What is being asked -
Wherever "Vegas" shows up in the records below, copy the whole line.

Data items -
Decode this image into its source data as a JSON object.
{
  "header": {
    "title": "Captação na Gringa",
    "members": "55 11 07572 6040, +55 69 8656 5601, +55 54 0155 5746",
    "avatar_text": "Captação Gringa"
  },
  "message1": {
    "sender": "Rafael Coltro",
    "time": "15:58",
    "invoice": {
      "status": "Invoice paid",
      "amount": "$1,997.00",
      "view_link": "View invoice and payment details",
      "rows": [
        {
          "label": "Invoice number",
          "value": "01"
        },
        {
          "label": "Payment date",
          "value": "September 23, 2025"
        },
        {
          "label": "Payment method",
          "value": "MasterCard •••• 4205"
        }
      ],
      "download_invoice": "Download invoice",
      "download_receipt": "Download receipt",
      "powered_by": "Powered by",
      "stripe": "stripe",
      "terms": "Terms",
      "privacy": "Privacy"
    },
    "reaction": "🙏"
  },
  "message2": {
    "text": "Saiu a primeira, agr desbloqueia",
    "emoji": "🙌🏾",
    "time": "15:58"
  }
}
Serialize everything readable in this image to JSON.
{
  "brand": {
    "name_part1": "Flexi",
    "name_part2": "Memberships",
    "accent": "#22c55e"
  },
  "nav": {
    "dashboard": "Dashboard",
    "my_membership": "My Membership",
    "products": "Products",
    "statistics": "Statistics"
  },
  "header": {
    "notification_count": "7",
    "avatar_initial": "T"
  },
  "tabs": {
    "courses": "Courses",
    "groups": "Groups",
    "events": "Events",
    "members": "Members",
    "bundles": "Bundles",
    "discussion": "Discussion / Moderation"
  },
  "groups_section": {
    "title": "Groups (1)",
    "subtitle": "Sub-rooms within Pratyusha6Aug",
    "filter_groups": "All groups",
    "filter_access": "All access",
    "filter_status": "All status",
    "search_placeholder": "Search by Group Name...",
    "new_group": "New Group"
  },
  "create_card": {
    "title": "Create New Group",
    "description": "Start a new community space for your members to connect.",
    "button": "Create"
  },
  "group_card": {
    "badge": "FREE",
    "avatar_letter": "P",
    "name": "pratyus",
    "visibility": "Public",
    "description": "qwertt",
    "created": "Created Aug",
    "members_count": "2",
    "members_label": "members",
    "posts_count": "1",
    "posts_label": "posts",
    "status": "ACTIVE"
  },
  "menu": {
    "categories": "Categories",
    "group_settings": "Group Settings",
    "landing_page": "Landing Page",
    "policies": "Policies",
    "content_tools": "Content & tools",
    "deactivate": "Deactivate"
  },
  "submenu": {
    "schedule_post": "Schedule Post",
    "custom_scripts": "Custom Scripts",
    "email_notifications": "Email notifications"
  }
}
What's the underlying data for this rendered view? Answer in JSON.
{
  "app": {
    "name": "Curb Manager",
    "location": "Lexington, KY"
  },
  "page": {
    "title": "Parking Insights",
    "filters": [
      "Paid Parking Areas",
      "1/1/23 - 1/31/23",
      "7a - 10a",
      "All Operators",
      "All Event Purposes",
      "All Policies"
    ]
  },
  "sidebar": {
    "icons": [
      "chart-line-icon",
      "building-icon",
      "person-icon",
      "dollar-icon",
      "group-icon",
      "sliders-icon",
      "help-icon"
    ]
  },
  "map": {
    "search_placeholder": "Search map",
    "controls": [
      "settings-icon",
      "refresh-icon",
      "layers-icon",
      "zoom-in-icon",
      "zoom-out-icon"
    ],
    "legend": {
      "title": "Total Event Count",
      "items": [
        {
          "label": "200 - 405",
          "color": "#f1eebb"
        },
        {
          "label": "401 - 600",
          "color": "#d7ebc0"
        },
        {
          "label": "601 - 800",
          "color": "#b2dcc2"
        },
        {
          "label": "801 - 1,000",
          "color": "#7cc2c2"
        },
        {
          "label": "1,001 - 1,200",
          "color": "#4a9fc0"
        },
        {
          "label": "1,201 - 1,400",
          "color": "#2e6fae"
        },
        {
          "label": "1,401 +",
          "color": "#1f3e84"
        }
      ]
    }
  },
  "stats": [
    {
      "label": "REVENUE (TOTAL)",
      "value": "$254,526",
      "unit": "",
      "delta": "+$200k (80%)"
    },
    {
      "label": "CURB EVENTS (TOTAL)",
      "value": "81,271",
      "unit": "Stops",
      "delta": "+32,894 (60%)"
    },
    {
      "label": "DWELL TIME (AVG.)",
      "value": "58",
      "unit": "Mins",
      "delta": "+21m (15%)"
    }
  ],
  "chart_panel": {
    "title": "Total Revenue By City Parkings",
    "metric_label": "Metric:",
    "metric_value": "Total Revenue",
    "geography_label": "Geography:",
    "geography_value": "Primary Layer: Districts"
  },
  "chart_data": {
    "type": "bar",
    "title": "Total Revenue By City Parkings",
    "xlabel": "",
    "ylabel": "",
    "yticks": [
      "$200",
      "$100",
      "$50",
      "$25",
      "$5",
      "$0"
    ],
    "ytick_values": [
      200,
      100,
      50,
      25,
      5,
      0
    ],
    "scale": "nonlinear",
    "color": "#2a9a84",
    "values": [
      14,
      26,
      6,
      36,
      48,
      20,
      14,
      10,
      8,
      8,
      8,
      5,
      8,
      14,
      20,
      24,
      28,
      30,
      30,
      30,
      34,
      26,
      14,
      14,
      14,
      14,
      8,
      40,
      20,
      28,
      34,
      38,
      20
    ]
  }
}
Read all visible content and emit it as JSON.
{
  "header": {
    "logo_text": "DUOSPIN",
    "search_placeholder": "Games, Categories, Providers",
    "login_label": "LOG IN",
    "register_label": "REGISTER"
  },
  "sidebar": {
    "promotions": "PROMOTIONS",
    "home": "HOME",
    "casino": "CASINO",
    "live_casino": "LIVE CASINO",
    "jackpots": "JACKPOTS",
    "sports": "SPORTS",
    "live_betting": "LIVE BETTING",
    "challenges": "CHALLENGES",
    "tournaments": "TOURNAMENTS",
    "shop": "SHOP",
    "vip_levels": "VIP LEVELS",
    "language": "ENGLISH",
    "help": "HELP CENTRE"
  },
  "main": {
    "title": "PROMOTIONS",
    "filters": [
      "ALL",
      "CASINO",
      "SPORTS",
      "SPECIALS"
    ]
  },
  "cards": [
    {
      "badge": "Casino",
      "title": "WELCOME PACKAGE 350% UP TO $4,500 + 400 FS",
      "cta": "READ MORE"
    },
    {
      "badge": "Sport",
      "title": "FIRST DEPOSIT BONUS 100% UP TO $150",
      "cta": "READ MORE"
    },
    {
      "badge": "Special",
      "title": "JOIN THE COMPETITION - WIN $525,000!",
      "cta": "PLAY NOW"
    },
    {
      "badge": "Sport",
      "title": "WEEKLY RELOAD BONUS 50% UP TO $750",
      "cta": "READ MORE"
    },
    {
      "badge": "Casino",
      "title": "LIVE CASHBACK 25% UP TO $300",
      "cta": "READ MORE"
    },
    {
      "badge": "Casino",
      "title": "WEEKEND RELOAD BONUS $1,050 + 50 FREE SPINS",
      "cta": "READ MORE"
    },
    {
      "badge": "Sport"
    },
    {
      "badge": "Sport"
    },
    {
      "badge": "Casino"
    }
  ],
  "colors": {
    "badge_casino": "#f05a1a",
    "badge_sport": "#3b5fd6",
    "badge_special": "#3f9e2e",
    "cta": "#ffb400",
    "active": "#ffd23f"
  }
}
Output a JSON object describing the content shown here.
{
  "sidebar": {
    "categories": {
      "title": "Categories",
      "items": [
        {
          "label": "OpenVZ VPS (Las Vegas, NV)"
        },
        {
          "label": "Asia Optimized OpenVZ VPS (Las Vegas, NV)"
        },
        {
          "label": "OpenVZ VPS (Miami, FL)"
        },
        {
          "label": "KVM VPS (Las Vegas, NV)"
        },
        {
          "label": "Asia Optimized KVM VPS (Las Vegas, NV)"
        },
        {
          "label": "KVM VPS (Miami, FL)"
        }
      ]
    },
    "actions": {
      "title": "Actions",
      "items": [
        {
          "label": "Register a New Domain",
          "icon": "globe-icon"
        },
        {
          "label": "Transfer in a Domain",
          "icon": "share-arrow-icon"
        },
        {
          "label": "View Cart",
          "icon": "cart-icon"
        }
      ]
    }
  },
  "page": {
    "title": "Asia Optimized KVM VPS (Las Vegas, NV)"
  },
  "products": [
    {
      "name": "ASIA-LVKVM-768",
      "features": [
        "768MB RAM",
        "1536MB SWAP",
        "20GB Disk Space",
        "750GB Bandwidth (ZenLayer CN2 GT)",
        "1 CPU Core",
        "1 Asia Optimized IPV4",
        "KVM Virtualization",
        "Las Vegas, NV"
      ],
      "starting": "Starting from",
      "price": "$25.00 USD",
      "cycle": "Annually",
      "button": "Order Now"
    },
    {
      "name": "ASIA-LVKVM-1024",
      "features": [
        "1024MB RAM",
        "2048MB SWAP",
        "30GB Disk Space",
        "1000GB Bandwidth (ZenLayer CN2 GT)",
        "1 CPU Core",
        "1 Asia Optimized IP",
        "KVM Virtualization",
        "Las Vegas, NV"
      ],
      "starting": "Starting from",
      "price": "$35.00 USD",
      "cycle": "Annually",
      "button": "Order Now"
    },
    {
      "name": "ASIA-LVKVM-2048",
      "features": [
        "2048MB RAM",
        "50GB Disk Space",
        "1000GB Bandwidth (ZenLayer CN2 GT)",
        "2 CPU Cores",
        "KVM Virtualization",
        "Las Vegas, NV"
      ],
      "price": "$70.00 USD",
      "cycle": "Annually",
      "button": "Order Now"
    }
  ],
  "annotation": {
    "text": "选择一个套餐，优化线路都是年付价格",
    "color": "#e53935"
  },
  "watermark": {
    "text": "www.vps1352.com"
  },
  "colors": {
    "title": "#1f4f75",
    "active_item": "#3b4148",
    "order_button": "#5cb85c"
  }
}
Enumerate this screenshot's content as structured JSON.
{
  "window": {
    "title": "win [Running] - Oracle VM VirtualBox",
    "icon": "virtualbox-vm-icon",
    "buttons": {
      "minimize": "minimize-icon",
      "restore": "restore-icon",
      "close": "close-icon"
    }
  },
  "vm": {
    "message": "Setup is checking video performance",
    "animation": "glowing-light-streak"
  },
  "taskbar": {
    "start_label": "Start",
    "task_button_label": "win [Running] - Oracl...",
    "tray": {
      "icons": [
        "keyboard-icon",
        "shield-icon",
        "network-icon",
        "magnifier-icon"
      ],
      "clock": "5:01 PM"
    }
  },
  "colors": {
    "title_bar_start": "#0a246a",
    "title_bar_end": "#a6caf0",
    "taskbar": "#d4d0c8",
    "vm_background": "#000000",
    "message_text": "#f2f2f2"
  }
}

Written solution -
          "label": "OpenVZ VPS (Las Vegas, NV)"
          "label": "Asia Optimized OpenVZ VPS (Las Vegas, NV)"
          "label": "KVM VPS (Las Vegas, NV)"
          "label": "Asia Optimized KVM VPS (Las Vegas, NV)"
    "title": "Asia Optimized KVM VPS (Las Vegas, NV)"
        "Las Vegas, NV"
        "Las Vegas, NV"
        "Las Vegas, NV"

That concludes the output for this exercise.